Watching the bottom fall out for oil prices is really one of the most dramatic things that I’ve witnessed in several years. Thankfully, it hasn’t had too much direct impact on us because we don’t have straight exposure to commodities, click here for the details on why we’ve avoided commodities).
Of course, we’re all affected by the price drop. The good news is easy to remember because I get a reminder every time I fill up my car. The bad news is that we do own energy stocks and the S&P 500 Energy Index is down by almost a third in the last year while the overall market is basically even.
I thought it would be interesting to look at the price of oil in its historical context, so I pulled the price for a barrel of oil back to 1983. I was hoping to find data going back to the 1973 OPEC embargo, but this is all that Bloomberg had available.
The orange line shows the price as it was at the time, so in March 1983, crude oil was $29.3 per barrel, which, as the blue line shows, is equal to $71.4 per barrel in today’s dollars. As time passes, the two lines converge as inflation has less impact.
I found the chart fascinating for a couple of reasons. First, what caused oil to drop so precipitously in the mid to late 1980s? Like today, it was a mismatch in supply and demand; OPEC kept pumping while demand was falling.
As you can see in the chart, except for a brief spike at the outset of Desert Storm, it tool oil almost two decades to fully recover from the bust in the 1980s.
Although I don’t remember people saying that oil prices were in a bubble in the years leading up to the 2008 financial crisis, I think we can say in retrospect that’s what happened. Oil jumped about 250 percent in the five years prior to the crisis and then it crashed.
The price of oil recovered more than half of what was lost by the middle of last year until it crashed again – the second worst drop in the period covered.
I’ve said before that oil and commodities in general might not be a terrific hedge against inflation. While both worked wonders in the high inflation 1970s, neither has kept pace over the ensuing decades. The high volatility of oil make me think that there are better, less traumatic hedges.
The gray shaded area shows how $1 increased since 1983 due to inflation. It’s not that the dollar became more valuable – it just took $2.44 to buy the same amount of goods and services that $1 bought you back in 1983.
The orange line shows what a dollar ‘invested’ in a barrel of oil would have earned. You can see that it took until 2005 to catch up with inflation, outperformed for a while until the recent crash and now oil hasn’t even kept up with inflation.

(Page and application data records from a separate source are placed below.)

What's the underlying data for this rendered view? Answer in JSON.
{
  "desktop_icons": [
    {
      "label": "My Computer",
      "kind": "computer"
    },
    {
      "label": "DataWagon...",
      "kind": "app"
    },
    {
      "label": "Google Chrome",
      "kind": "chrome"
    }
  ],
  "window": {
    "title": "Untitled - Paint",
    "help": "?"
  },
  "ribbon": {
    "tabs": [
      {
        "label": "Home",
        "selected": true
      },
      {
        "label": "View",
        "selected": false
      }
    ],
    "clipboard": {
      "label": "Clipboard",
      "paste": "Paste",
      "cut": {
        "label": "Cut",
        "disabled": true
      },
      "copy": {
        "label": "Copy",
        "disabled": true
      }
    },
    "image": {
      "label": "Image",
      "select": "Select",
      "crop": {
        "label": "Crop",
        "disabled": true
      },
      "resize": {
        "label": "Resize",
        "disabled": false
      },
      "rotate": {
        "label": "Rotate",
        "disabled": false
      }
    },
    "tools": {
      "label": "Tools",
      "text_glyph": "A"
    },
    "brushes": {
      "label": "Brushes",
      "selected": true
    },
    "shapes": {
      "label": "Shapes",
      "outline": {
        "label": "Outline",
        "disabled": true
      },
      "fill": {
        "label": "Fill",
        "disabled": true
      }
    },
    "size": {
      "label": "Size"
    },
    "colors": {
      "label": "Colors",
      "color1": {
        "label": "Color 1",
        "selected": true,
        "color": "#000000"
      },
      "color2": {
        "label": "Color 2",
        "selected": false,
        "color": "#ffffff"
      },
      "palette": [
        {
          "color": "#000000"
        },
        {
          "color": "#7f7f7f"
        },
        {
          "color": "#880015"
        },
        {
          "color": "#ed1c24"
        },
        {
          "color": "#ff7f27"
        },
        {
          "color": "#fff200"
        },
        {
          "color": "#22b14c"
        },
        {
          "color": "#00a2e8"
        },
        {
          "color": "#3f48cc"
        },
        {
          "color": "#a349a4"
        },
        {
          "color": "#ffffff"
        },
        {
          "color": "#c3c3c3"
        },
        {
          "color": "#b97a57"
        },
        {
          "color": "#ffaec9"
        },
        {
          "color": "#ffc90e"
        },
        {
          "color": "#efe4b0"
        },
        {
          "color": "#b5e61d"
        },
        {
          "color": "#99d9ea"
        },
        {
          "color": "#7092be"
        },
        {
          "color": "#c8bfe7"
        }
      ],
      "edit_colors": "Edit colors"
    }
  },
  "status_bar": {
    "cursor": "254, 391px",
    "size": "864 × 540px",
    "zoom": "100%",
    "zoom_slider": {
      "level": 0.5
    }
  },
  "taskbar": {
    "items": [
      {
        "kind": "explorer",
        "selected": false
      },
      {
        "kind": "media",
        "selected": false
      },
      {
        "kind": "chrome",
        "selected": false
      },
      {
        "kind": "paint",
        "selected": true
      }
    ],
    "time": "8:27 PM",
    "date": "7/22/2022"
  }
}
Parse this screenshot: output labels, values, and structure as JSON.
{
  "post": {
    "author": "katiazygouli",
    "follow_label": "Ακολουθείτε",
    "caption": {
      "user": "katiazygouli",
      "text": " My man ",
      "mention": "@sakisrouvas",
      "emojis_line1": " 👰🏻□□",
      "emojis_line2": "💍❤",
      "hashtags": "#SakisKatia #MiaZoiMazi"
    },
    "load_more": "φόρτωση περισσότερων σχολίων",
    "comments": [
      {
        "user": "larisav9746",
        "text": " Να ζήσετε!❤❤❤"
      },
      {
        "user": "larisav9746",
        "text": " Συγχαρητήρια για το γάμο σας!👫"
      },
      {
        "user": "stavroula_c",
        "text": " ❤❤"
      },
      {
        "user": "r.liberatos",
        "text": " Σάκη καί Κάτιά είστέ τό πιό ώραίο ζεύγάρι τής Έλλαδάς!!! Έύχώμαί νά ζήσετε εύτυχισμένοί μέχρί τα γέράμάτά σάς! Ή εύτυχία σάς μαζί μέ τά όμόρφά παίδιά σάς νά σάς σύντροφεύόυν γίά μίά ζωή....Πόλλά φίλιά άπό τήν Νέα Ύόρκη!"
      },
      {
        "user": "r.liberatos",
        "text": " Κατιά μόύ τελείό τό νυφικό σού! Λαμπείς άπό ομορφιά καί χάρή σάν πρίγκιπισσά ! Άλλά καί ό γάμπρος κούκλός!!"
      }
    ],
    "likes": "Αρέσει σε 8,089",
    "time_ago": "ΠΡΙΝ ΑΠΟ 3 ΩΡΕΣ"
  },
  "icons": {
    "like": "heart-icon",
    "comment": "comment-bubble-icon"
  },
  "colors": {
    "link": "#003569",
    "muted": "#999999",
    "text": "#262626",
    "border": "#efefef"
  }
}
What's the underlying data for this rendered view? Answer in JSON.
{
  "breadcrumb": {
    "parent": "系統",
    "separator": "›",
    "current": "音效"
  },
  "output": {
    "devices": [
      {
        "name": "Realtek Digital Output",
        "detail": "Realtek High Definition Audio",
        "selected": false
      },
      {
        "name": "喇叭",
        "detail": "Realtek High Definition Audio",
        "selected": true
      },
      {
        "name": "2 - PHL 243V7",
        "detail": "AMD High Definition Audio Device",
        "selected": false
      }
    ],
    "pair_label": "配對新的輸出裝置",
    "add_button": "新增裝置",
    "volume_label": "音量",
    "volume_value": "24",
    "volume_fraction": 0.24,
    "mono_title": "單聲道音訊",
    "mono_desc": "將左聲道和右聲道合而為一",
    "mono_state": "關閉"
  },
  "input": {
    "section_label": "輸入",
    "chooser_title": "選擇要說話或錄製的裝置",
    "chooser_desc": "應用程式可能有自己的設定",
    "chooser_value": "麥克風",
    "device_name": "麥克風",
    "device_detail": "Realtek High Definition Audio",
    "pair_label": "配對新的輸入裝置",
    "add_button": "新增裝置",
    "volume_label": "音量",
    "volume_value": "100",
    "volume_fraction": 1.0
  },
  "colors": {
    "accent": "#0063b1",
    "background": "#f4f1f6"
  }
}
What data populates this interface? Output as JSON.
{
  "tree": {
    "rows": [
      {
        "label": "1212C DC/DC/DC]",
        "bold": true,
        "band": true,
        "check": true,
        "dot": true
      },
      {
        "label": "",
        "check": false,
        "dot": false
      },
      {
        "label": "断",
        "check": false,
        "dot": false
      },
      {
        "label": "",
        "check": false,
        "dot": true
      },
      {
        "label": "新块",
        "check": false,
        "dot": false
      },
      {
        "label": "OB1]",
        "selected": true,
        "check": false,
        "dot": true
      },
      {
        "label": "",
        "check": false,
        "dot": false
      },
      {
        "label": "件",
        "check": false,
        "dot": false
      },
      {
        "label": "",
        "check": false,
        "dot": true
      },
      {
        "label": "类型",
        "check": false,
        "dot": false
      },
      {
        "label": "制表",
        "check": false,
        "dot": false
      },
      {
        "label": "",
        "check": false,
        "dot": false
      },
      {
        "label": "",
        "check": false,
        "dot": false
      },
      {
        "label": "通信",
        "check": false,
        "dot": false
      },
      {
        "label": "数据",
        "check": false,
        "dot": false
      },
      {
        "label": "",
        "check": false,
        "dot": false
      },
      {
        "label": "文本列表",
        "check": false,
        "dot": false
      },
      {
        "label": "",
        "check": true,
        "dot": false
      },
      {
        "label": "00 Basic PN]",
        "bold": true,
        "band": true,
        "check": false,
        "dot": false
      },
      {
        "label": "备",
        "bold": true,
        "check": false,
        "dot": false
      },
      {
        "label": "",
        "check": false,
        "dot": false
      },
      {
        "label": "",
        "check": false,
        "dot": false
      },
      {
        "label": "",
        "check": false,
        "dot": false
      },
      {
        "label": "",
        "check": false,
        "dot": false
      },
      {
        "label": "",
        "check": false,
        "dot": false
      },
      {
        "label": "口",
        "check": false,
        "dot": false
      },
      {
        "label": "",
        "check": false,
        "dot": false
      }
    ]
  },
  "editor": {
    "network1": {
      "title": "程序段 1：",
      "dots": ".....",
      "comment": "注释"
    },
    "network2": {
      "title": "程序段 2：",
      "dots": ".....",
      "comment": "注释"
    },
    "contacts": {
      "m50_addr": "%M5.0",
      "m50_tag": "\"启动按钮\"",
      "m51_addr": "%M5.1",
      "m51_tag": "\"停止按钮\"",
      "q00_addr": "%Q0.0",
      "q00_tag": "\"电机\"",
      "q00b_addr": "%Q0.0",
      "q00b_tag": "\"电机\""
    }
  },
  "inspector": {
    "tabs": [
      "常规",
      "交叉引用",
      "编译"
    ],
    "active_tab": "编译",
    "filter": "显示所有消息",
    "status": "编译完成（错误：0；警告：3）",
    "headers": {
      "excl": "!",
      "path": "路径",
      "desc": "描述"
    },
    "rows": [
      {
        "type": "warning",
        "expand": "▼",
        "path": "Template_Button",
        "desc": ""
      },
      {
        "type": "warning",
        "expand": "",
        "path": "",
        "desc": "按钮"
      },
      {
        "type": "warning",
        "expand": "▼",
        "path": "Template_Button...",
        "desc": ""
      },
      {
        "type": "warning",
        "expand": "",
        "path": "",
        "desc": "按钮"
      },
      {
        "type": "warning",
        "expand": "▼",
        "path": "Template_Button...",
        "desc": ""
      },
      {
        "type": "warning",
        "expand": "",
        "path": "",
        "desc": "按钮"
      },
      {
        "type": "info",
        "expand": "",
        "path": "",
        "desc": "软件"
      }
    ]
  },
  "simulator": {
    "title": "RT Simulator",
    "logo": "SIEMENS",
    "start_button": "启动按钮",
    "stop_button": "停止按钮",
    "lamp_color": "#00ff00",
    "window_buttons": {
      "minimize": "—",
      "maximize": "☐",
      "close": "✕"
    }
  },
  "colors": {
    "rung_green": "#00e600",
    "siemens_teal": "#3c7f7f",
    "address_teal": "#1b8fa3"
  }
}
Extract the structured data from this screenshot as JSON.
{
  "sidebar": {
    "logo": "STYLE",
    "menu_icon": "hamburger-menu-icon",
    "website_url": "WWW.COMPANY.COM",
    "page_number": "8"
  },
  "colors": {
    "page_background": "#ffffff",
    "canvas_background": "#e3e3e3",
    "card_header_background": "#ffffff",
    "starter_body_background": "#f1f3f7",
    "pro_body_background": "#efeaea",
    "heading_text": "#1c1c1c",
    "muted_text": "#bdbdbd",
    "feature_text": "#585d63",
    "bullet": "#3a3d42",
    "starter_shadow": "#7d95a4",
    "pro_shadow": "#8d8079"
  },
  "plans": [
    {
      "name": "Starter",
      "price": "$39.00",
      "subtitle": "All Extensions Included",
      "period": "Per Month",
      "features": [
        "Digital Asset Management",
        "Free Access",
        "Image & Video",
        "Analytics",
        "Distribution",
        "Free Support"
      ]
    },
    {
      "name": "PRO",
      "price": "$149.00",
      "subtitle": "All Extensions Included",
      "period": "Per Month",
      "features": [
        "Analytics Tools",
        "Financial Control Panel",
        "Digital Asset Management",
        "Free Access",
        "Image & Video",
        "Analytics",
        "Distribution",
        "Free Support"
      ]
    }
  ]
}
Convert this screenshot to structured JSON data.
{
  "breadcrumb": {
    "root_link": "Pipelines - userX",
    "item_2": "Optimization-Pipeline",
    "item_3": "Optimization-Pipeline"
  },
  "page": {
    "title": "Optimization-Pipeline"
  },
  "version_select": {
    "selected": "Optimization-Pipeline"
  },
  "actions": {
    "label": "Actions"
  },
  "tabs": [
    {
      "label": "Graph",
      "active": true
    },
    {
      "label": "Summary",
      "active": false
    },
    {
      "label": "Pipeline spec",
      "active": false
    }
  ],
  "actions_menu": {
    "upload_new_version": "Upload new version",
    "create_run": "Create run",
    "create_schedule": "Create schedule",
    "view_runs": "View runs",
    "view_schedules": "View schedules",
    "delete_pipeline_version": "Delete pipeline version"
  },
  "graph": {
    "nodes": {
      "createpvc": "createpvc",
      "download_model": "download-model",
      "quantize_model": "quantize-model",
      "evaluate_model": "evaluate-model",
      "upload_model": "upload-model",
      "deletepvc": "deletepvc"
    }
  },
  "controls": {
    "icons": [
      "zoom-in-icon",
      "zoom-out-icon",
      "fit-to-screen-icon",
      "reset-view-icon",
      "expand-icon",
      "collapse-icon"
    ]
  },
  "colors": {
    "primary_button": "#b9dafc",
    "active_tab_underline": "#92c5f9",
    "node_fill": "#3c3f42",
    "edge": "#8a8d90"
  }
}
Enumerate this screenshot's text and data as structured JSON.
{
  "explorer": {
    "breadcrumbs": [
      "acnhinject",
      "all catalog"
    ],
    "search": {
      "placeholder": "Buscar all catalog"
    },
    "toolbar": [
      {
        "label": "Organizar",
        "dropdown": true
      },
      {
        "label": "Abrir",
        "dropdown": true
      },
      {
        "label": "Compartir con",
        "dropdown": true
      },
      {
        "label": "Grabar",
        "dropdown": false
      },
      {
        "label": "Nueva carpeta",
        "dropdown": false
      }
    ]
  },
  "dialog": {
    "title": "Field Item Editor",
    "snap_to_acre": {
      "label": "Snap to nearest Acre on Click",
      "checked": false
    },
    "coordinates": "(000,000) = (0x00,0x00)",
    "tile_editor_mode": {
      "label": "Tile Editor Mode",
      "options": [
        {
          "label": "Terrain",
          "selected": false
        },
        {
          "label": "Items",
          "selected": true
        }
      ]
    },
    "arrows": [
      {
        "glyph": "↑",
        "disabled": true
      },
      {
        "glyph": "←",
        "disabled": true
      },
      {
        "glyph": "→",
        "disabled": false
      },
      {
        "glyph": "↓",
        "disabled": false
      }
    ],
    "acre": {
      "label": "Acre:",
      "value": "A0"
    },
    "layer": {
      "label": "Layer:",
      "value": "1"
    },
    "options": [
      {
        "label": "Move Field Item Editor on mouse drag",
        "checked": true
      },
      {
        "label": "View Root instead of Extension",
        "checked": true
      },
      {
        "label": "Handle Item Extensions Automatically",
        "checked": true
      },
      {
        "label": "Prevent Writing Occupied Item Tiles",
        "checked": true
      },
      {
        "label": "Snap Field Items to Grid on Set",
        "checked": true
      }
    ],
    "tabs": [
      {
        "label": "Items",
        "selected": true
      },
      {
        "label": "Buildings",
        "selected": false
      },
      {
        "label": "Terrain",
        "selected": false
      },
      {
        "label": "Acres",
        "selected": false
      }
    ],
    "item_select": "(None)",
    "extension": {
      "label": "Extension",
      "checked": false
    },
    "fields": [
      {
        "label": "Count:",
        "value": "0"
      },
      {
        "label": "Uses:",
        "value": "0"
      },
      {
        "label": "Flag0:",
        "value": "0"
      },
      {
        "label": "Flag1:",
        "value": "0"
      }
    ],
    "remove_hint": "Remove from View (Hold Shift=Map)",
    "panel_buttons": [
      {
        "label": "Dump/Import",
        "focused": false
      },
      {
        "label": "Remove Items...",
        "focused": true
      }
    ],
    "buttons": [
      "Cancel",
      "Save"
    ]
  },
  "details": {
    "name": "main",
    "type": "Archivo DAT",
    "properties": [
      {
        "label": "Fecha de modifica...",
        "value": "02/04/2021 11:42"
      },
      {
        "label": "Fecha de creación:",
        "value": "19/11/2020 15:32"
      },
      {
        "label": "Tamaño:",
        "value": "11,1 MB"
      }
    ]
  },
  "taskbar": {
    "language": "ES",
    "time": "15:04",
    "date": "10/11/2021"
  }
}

The blue line shows what a dollar invested in one-month Treasury bills would have earned over the same period. Notice how the Treasury bills handily outpaced inflation and oil over the entire period without much volatility.
That’s not to say that Treasury bills were perfect – notice how they have been perfectly flat since the 2008 crisis while inflation crept higher when the Federal Reserve brought interest rates to zero.
Of course, there other inflation protections as well. In our bond allocation, we have Treasury Inflation Protected Securities (TIPs) and a small allocation to foreign bonds that are denominated in foreign currencies. If there was an inflation problem, the dollar would likely depreciate, boosting the value of the foreign bonds (and stocks for that matter).
For now, though, inflation isn’t an immediate risk. Right now, the bond market expects inflation to be 1.2 percent for the next five years and 1.55 percent for the next 10 years (for a refresher on how the bond market signals inflation rates, click here).
We plan to continue holding our inflation hedges while staying away from oil and commodities because even though inflation looks benign, you never know when it will be back.